[Description of the task]: The answer must be every entry below, word for word, with the pictures left out.

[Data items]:
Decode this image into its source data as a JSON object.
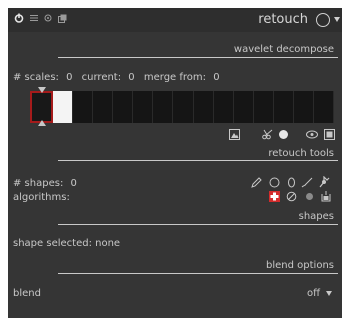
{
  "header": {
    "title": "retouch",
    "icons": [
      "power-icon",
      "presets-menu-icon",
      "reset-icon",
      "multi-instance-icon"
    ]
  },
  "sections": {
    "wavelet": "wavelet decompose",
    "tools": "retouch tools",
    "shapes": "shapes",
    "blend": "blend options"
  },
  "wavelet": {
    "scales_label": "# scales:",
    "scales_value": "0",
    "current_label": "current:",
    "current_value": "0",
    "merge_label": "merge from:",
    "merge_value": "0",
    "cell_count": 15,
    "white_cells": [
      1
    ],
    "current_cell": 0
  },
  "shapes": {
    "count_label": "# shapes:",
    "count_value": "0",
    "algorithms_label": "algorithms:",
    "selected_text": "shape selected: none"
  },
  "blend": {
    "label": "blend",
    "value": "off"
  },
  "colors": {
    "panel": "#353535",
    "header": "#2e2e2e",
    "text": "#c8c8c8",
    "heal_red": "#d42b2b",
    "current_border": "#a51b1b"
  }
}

[Solution to this task]:
Decode this image into its source data as a JSON object.
{
  "header": {
    "title": "retouch",
    "icons": [
      "power-icon",
      "presets-menu-icon",
      "reset-icon",
      "multi-instance-icon"
    ]
  },
  "sections": {
    "wavelet": "wavelet decompose",
    "tools": "retouch tools",
    "shapes": "shapes",
    "blend": "blend options"
  },
  "wavelet": {
    "scales_label": "# scales:",
    "scales_value": "0",
    "current_label": "current:",
    "current_value": "0",
    "merge_label": "merge from:",
    "merge_value": "0",
    "cell_count": 15,
    "white_cells": [
      1
    ],
    "current_cell": 0
  },
  "shapes": {
    "count_label": "# shapes:",
    "count_value": "0",
    "algorithms_label": "algorithms:",
    "selected_text": "shape selected: none"
  },
  "blend": {
    "label": "blend",
    "value": "off"
  },
  "colors": {
    "panel": "#353535",
    "header": "#2e2e2e",
    "text": "#c8c8c8",
    "heal_red": "#d42b2b",
    "current_border": "#a51b1b"
  }
}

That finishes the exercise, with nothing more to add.